New Twist: Extortionists break into networks to steal business data so they can blackmail organizations with it. Ask Sony about this.
Criminal groups will find it harder to make money off filched IDs, as personal information becomes better protected and chip-and-PIN payment cards reduce fraud, says Chris Finan, former White House cyber adviser and cyberwarfare planner for the Defense Advanced Research Projects Agency.
However, as C-suites grow increasingly concerned about leaks denting reputations, hackers who hold sensitive data hostage will reap rewards, he says.
Old Fave #5: Piercing cloud servers to steal credentials stored in bulk on the Web
New Twist: Raiding a multitude of individuals’ smartphones for data stored inside the device itself, in apps like ApplePay and Bitcoin wallets
“Consumers will increasingly host payment data on mobile devices as more convenient mobile payment methods gain adoption,” says Finan, now head of cyber startup Manifold Security. “Malware that rips payment credentials from mobile devices at scale will become more prevalent, as batch extraction from central servers becomes more difficult.”
Old Fave #6: Hackers redirect news website visitors, including federal employees, to evil, impostor websites

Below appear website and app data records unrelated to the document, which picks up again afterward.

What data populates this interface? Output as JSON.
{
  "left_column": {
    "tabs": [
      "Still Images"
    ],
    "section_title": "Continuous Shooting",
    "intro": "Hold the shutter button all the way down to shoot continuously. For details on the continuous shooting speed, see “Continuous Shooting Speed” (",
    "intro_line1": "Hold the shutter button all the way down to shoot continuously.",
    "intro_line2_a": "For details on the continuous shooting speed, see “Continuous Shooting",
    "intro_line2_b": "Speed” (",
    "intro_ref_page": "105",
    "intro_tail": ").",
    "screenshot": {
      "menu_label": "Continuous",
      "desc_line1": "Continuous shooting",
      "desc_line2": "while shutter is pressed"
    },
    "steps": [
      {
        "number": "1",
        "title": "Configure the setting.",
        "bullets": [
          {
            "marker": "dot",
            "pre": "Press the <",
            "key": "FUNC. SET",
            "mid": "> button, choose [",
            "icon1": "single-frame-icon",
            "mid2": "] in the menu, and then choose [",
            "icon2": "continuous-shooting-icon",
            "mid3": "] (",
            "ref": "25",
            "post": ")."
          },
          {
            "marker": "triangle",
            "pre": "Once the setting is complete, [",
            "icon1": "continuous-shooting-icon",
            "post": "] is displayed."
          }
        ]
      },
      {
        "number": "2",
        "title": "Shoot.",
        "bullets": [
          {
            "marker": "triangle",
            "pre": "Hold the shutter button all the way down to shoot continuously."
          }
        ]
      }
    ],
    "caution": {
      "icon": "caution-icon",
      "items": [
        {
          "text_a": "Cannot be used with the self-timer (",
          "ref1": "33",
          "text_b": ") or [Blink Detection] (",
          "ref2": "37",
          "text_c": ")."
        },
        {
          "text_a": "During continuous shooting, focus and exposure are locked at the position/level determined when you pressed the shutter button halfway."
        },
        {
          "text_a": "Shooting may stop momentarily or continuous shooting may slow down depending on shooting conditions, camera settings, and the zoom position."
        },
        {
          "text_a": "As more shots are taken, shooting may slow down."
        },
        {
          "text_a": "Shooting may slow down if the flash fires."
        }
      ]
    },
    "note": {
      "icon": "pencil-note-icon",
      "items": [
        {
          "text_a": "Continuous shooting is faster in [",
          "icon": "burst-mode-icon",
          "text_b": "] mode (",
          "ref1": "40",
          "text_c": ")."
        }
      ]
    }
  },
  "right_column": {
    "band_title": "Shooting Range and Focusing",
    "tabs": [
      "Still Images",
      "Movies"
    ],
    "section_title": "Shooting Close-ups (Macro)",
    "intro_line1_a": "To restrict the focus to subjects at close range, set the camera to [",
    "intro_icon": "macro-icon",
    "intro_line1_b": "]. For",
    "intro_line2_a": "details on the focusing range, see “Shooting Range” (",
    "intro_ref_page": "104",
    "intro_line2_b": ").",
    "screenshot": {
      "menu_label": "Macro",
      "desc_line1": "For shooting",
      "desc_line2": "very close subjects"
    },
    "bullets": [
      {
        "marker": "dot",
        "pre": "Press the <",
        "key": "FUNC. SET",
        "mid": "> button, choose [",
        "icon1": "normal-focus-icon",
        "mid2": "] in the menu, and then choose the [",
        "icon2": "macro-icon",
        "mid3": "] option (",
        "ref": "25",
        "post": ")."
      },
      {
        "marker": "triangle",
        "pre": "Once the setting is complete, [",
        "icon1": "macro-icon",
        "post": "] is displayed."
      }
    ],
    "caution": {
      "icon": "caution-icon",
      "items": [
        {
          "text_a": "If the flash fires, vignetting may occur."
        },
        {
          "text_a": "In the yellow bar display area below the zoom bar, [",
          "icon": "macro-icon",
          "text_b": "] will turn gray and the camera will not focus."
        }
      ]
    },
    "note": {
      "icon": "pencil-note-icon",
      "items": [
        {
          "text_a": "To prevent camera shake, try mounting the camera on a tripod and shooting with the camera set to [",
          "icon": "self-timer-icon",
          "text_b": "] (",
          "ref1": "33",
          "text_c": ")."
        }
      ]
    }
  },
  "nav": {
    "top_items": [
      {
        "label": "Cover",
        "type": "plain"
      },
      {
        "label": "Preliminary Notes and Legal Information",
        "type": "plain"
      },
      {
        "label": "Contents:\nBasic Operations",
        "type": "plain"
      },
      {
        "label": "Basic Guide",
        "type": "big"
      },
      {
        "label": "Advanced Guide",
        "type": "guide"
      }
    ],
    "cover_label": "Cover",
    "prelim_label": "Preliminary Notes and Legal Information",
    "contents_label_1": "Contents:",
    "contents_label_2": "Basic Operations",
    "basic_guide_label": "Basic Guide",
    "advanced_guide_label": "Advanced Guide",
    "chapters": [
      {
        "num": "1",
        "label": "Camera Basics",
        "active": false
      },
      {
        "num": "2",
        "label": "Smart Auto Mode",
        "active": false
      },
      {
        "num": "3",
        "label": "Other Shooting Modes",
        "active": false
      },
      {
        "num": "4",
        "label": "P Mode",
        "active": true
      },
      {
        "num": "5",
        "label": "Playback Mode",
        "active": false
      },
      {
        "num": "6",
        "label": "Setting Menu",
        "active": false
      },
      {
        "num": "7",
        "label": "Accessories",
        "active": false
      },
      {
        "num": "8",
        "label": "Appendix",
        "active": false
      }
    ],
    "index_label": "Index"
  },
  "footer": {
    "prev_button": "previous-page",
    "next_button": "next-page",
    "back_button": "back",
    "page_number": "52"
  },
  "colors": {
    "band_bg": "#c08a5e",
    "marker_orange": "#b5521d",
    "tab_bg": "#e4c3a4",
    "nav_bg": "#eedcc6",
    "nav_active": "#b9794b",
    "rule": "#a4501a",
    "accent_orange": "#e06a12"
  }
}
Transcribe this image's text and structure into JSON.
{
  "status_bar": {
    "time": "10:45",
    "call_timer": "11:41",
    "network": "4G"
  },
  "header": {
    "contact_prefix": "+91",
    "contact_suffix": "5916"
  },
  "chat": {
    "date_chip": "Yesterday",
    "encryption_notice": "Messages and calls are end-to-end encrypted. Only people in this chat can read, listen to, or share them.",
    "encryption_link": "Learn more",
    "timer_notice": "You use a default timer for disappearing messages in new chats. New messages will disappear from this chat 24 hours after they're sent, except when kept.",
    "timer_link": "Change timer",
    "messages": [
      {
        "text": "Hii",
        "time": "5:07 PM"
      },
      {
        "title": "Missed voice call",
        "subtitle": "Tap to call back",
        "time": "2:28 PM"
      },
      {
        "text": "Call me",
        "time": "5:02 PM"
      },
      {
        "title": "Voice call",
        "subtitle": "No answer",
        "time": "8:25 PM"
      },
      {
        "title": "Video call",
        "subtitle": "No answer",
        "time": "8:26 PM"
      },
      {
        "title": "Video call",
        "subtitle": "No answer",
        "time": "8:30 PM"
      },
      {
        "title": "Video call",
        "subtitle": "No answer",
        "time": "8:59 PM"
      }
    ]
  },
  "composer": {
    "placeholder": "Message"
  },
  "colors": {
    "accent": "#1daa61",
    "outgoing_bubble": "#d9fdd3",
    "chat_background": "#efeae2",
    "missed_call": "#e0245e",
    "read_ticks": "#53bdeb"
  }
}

New Twist: Hackers pollute legitimate news sites with invisible malware that gloms on to government computers
Kellermann’s research points to a 600 percent increase in these “watering hole” attacks this year.
Old Fave #7: Attackers hijack systems remotely through the Web
New Twist: Attackers command systems through online and real-world trespassing
"Think a possible attack on an electrical substation," says Mike McNerney, a security consultant at Delta Risk who previously served as a cyber policy adviser for the secretary of defense.
Old Fave #8: Stealing intellectual property to use for competitive advantage, as in the many cases where Chinese nationals allegedly stole IP from U.S. companies and agencies
New Twist: "Using information itself as a weapon to embarrass, intimidate or extort,” McNerney says
Old Fave #9: Terrorist organizations, like al Qaida, recruit extremists through social networks
New Twist: Terrorists corrupt computer networks
"While a significant computer network attack capability -- at least on par with major nation states -- may not be within the reach of organizations such as ISIS in the very near term, they may increasingly turn to cyber extortion as a means to supplement their kidnapping and ransom business," says Frank Cilluffo, director of the Homeland Security Policy Institute at George Washington University. This could mean injecting "ransomware" that freezes a computer's data until the victim divulges certain information, in essence kidnapping data.
Old Fave #10: Cyber gangs expand their criminal networks to move stolen IDs and cash
New Twist: Cyber gangs team with the real-world mafia to move product
"As the physical and cyber domain converge, so too will organized crime -- old criminal organizations will increasingly cooperate with their newer tech savvy criminal counterparts," says Cilluffo, who served as a special assistant to President George W. Bush. Russian organized crime “will take on even greater significance in both the cyber and physical domain in the days ahead.”